Assad's supporters' engagement to the news and rumors came as a reaction to what al-Qassem and Russian sources had published. This was followed by intense worry and fear, which only increased after the president's statement denying this news, to the point that Hussein Murtada, a Lebanese reporter, responded and confirmed that Assad would make an appearance within the next couple of days. Jamil al-Sayyed, former head of the Lebanese General Security, also expressed great concern in this regard.

Of course the Lebanese and Syrian public know that Syria's war has heavy regional interference, and Alawites in particular understand that decision-making in Syria does not depend solely on Assad, but even so, it is essential for them that he remain in power. They are worried, and react to any rumor involving Assad's life or fate.

Most rumors come from opposition sources, and they spread quickly; for example, rumors spread before the Muslim holidays of Eid al-Adha and Eid al-Fitr. One claimed that Assad would not attend any prayers because he had suffered a stroke. It had reached the point where rumors were passed along sarcastically or in jest, and yet Assad's supporters responded to them with intense fear.

"For Alawites, Assad is a safety valve," said an Alawite woman from Latakia, who preferred to remain anonymous in a private Skype call.

"This won't make anyone happy, and the opposition is negotiating everywhere, making concessions everywhere, but everyone here in Latakia is sure that Assad will stay for good.

"Any rumor that he's injured or sick makes all Alawites frustrated and afraid until he appears on the media. Not even Maher al-Assad can abandon him, he's the commander of the strongest division in Syria, and the rumors that he was recently injured in Damascus in an opposition assault were false. Alawites and his supporters don't want either of the two Assad brothers to come to any harm."

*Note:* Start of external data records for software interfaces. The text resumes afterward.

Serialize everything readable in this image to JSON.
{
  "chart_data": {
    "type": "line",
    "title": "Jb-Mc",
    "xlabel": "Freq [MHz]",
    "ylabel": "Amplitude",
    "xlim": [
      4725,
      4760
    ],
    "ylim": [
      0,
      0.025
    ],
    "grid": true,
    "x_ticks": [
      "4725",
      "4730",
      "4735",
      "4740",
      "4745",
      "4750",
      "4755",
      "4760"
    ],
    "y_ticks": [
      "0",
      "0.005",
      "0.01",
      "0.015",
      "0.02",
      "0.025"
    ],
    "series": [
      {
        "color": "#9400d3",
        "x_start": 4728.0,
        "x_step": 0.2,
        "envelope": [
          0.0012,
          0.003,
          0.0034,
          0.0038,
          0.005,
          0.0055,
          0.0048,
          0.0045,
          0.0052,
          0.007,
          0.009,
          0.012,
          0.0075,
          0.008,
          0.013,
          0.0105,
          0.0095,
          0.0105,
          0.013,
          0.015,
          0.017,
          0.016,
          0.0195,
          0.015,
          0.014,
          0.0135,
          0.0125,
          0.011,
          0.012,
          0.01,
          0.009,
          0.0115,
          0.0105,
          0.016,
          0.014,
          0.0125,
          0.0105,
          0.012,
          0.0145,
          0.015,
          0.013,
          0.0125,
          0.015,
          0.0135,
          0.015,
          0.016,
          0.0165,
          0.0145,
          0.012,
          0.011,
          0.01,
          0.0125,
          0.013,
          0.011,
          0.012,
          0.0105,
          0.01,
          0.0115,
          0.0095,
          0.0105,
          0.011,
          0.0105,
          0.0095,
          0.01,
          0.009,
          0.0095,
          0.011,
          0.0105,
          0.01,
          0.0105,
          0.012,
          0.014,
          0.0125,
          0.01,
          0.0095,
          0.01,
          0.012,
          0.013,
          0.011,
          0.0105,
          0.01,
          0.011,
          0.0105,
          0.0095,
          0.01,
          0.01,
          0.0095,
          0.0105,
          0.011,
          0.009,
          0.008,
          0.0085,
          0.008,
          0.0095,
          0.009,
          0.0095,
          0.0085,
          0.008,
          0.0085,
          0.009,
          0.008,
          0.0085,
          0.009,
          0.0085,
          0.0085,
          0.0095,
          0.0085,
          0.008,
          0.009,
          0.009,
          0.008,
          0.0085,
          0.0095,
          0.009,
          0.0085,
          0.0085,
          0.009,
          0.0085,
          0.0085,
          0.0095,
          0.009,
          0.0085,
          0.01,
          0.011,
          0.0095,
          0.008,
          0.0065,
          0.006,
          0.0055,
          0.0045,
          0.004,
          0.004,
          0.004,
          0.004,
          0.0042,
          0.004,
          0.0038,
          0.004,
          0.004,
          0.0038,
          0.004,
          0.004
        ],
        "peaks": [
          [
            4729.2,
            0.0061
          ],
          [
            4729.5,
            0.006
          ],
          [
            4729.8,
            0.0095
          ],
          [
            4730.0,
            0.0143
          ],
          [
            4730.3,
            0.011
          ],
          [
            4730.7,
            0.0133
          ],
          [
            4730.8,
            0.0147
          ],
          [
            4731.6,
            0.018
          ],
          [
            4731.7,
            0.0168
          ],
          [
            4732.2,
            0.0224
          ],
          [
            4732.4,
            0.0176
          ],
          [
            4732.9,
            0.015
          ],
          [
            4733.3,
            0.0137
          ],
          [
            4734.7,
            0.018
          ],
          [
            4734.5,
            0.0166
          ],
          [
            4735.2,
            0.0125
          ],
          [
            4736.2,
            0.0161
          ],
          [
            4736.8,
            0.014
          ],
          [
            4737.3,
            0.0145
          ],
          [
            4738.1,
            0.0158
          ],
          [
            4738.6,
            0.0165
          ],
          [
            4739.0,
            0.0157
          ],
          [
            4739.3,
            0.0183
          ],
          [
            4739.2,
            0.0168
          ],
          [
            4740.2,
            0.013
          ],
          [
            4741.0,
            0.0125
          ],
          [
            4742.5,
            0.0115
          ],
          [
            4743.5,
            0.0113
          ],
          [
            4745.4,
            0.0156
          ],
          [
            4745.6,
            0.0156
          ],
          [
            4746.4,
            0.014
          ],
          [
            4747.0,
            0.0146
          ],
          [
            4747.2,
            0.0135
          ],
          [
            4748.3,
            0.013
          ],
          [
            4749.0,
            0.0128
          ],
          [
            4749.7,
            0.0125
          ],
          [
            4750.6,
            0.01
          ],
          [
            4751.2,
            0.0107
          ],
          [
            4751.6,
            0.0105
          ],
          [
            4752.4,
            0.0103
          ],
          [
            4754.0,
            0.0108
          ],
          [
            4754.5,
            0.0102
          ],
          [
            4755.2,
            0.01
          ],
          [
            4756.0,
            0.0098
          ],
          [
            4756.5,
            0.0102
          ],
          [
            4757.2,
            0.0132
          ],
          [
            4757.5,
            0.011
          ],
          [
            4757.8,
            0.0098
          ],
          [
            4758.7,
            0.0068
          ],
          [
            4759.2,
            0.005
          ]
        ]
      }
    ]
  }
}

"His supporters know that the opposition started these rumors. They won't hurt our morale," she added. "Syria will soon be under Assad's control. Our allies won't abandon us, they will fight with us and fight until the end, but the West has abandoned the opposition, so they need to accept Assad or flee forever."

On February 5, Lattakia News Network (LNN) published a photograph showing Assad and his wife in the city of Qardaha. In response came more than a thousand comments, wishing Assad and his wife well and good health. One commenter called Assad "their leader," and another commented, "May God not deprive us of him."

Meanwhile, the rumors still continue, particularly around important occasions. It is interesting that the challenge between Faisal al-Qassem, one of the most well-known journalists in the Middle East, and Bashar al-Assad, has turned into a personal one. Whenever al-Qassem publishes a rumor, a day or two later Assad appears and greets or bid farewell to a European delegation.

Al-Qassem's prominence helps rumors spread rapidly, since he has over 11 million followers on Facebook and more than 4 million followers on Twitter. The rumors echo on pages from the regime's supporters, such as Damascus Today and SANA, the state's official news channel, which is watched by hundreds of thousands of supporters.

This began over four years ago, and the recent intervention of Russian sources has only increased the speed that rumors spread, which in turn forces Assad to appear in the media. Furthermore, rumors from al-Qassem's Facebook page are published by the regional media.

These include Al-Araby, one of the largest websites affiliated with the Muslim Brotherhood, and local papers that care about the opposition's opinion, along with the website Balad News. Consumers are also responsible for the spreading of these rumors.

Rumors spread quickly, but the fear of pro-regime supporters is notable, showing that Assad as a figurehead remains important to them, and that they continue to feel concerned about their future should something happen to him. The Alawites' strong defense of the Syrian president in particular shows their ever-present fear for the future of their sect.

Saleem al-Omar is a freelance journalist.